The big picture: California Gov. Gavin Newsom announced a three-week stay-at-home order on Thursday that would go into effect in regions with less than 15% ICU capacity. Despite the Bay Area’s current 25.3% ICU capacity, health officials from Alameda, Contra Costa, Marin, Santa Clara, San Francisco and the city of Berkeley are moving ahead with a shelter-in-place mandate in the hopes of reducing risk.
- The order will go into effect on Monday for Alameda, Tuesday for Marin and Sunday for all other counties. It will remain in place through at least Jan. 4.
The new order will temporarily close:
- Outdoor dining, though take-out, pick-up and delivery will still be permitted.
- Indoor and outdoor playgrounds.
- Indoor recreational facilities.
- Hair salons and barbershops.
- Personal care services.
- Museums, zoos and aquariums.
- Movie theaters.
- Bars, breweries and distilleries.
- Family entertainment centers.
- Cardrooms and satellite wagering.
- Limited services not included in critical infrastructure.
- Amusement parks.
Childcare and pre-K, non-urgent medical and dental care as well as schools already providing in-person learning can remain open if a remote option is not possible and appropriate preventative measures are implemented.

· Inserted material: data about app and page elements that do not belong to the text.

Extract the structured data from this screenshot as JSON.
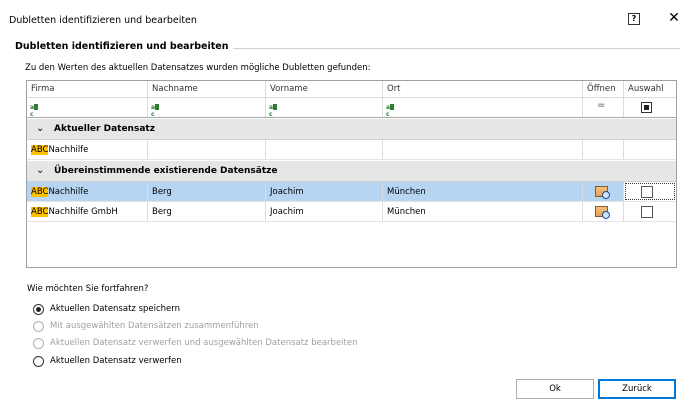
{
  "window": {
    "title": "Dubletten identifizieren und bearbeiten",
    "help_label": "?",
    "close_label": "✕"
  },
  "group": {
    "title": "Dubletten identifizieren und bearbeiten",
    "intro": "Zu den Werten des aktuellen Datensatzes wurden mögliche Dubletten gefunden:"
  },
  "grid": {
    "columns": [
      "Firma",
      "Nachname",
      "Vorname",
      "Ort",
      "Öffnen",
      "Auswahl"
    ],
    "filter_symbol": "=",
    "current_group_label": "Aktueller Datensatz",
    "matches_group_label": "Übereinstimmende existierende Datensätze",
    "current_row": {
      "firma_hl": "ABC",
      "firma_rest": "Nachhilfe",
      "nachname": "",
      "vorname": "",
      "ort": ""
    },
    "matches": [
      {
        "firma_hl": "ABC",
        "firma_rest": "Nachhilfe",
        "nachname": "Berg",
        "vorname": "Joachim",
        "ort": "München",
        "selected": true
      },
      {
        "firma_hl": "ABC",
        "firma_rest": "Nachhilfe GmbH",
        "nachname": "Berg",
        "vorname": "Joachim",
        "ort": "München",
        "selected": false
      }
    ]
  },
  "options": {
    "question": "Wie möchten Sie fortfahren?",
    "items": [
      {
        "label": "Aktuellen Datensatz speichern",
        "checked": true,
        "enabled": true
      },
      {
        "label": "Mit ausgewählten Datensätzen zusammenführen",
        "checked": false,
        "enabled": false
      },
      {
        "label": "Aktuellen Datensatz verwerfen und ausgewählten Datensatz bearbeiten",
        "checked": false,
        "enabled": false
      },
      {
        "label": "Aktuellen Datensatz verwerfen",
        "checked": false,
        "enabled": true
      }
    ]
  },
  "buttons": {
    "ok": "Ok",
    "back": "Zurück"
  },
  "colors": {
    "selection": "#b5d5f2",
    "highlight": "#ffc000",
    "accent": "#0078d7"
  }
}
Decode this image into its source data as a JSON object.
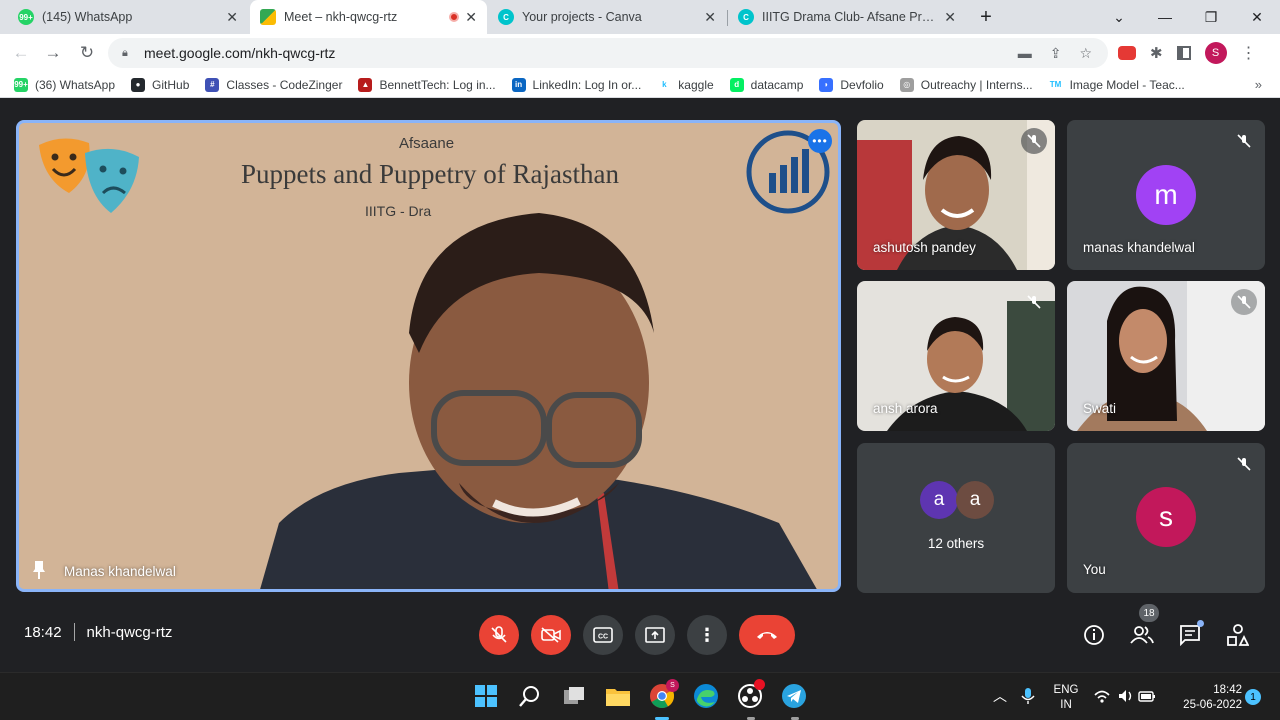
{
  "browser": {
    "tabs": [
      {
        "title": "(145) WhatsApp",
        "badge": "99+"
      },
      {
        "title": "Meet – nkh-qwcg-rtz"
      },
      {
        "title": "Your projects - Canva"
      },
      {
        "title": "IIITG Drama Club- Afsane Present"
      }
    ],
    "url": "meet.google.com/nkh-qwcg-rtz",
    "profile_initial": "S"
  },
  "bookmarks": [
    {
      "label": "(36) WhatsApp",
      "color": "#25d366",
      "glyph": "99+"
    },
    {
      "label": "GitHub",
      "color": "#24292e",
      "glyph": "●"
    },
    {
      "label": "Classes - CodeZinger",
      "color": "#3f51b5",
      "glyph": "#"
    },
    {
      "label": "BennettTech: Log in...",
      "color": "#b71c1c",
      "glyph": "▲"
    },
    {
      "label": "LinkedIn: Log In or...",
      "color": "#0a66c2",
      "glyph": "in"
    },
    {
      "label": "kaggle",
      "color": "#ffffff",
      "glyph": "k"
    },
    {
      "label": "datacamp",
      "color": "#03ef62",
      "glyph": "d"
    },
    {
      "label": "Devfolio",
      "color": "#3770ff",
      "glyph": "◗"
    },
    {
      "label": "Outreachy | Interns...",
      "color": "#9e9e9e",
      "glyph": "◎"
    },
    {
      "label": "Image Model - Teac...",
      "color": "#ffffff",
      "glyph": "TM"
    }
  ],
  "main_tile": {
    "slide_small": "Afsaane",
    "slide_title": "Puppets and Puppetry of Rajasthan",
    "slide_sub": "IIITG - Dra",
    "speaker": "Manas khandelwal"
  },
  "participants": [
    {
      "name": "ashutosh pandey"
    },
    {
      "name": "manas khandelwal",
      "initial": "m",
      "color": "#9334e6"
    },
    {
      "name": "ansh arora"
    },
    {
      "name": "Swati"
    },
    {
      "others_text": "12 others",
      "initials": [
        "a",
        "a"
      ]
    },
    {
      "name": "You",
      "initial": "s",
      "color": "#c2185b"
    }
  ],
  "call": {
    "time": "18:42",
    "code": "nkh-qwcg-rtz",
    "people_count": "18"
  },
  "taskbar": {
    "lang": "ENG",
    "region": "IN",
    "time": "18:42",
    "date": "25-06-2022",
    "notifications": "1",
    "chrome_badge": "S"
  }
}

Sectors that can remain open but require additional restrictions include:
- Outdoor recreational facilities.
- Retail and shopping centers.
- Hotels and lodging.
- Places of worship and political expression.
- Entertainment production including professional sports.
What they’re saying: “We are not islands, and acting together enables us to better more completely protect the public and everyone that we collectively serve,” Santa Clara County Health Officer Sara Cody said in a press release Friday.
- “It takes several weeks for new restrictions to slow rising hospitalizations and waiting until only 15 percent of a region’s ICU beds are available is just too late,” San Francisco Health Officer Tomás Aragon added. “Many heavily impacted parts of our region already have less than 15 percent of ICU beds available, and the time to act is now.”
Context: The city of San Francisco imposed a 10 p.m. to 5 a.m. curfew on Nov. 28 in light of rising case counts. It is set to continue until Dec. 21.